I had been with Silver Laughter for some time now and was given the great new responsibility of being able to drive one of the vans. I usually drove Mick’s van which was the one that towed the trailer. No pressure “right”? Here I am, 19 years old and responsible for thousands of dollars worth of band gear.
This new honor was at first taken with pride and bit of, (wow, these guys must think I’m o.k. I’m driving most of the gear down the highways of the Midwest). It was an honor for me until one winter night. I suddenly realized one very dark and lonely night driving in a major blizzard blowing across the rolling hills and plains of South Dakota, that this new responsibility had a very scary down side.
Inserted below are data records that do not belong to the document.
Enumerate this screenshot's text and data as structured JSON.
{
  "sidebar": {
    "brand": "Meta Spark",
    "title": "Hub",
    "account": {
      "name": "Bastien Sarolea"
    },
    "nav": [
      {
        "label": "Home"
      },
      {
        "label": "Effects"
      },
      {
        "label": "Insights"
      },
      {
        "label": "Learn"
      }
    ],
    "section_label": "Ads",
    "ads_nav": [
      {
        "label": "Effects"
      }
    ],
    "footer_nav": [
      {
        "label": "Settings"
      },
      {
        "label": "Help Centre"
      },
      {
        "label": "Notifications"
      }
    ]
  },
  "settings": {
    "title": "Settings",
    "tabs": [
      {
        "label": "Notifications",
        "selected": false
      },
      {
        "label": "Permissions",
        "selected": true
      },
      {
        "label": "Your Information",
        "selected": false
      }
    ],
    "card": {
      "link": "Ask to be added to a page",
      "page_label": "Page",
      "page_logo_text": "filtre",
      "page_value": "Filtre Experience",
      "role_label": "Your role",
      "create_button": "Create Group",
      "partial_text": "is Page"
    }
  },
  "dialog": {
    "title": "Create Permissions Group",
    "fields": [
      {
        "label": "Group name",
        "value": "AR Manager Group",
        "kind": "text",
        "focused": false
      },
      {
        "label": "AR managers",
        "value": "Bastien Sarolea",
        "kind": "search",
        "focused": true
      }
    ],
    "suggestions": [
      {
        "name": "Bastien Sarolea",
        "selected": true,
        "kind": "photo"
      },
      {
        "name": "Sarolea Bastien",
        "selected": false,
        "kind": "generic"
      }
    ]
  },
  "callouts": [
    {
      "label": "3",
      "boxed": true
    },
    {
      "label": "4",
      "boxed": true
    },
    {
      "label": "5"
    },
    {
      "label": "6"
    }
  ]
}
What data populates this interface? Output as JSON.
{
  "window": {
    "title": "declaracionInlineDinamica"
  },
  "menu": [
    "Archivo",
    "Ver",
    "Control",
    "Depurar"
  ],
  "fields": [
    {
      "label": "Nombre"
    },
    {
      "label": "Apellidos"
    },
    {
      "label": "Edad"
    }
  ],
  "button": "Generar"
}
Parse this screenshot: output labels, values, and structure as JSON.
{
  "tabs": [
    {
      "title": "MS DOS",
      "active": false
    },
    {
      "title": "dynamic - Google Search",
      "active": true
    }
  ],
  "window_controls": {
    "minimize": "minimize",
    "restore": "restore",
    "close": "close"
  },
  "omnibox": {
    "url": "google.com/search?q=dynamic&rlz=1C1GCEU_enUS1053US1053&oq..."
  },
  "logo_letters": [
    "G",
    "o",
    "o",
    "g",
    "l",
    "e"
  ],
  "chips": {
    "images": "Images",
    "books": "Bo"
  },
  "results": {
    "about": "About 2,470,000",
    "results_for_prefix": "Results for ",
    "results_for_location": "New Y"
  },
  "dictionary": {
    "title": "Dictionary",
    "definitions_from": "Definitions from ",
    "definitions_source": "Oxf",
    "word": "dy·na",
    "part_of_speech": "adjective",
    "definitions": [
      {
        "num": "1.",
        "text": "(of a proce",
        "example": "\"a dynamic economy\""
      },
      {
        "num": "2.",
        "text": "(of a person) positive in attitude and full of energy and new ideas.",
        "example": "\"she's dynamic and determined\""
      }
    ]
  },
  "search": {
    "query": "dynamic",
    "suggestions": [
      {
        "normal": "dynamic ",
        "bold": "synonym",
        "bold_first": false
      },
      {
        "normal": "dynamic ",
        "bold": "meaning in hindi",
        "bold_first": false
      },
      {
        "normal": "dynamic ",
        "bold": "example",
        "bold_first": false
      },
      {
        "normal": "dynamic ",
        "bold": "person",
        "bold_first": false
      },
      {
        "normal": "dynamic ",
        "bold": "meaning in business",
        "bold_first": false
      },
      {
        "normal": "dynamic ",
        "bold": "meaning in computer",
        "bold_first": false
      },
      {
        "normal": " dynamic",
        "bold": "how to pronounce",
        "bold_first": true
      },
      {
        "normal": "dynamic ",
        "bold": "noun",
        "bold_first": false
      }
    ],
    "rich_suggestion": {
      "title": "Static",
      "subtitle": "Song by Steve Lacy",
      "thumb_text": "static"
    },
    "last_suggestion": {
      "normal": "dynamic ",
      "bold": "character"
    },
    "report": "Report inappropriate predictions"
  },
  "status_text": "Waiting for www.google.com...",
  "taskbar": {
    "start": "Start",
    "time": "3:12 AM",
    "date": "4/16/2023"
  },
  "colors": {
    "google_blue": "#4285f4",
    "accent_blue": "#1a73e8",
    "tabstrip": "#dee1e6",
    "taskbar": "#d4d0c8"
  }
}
There was not so much as a tail light in front of me and the tire marks left by whatever vehicle that was ahead of me were filling with snow fast. Soon I was driving literally snow blind, no tracks to follow and no other cars on the road. The real kicker was everyone else was sleeping in the van, as it must have been 2 or 3 a.m.. I don’t remember where we were going or where we had come from, but I did now know what the term white knuckle driving meant. There must have been at least a foot of snow on the ground and snowing very hard.
Too scared to wake anyone and ask for help I knew that all I could do was keep moving and not stop that van, because if I did we would have been stuck for sure. I think my top speed was 30 MPH and sometimes slower but never faster as the trailer would start to want to pass me. I obviously made it to wherever we were going without incident but I volunteered less to drive in any weather. I think that’s when I learned about taking and being responsible for whatever life threw at me. It was a good lesson but not one I’d want to repeat.
Glenn (The Punk).
For another Glenn’s snow adventures go here!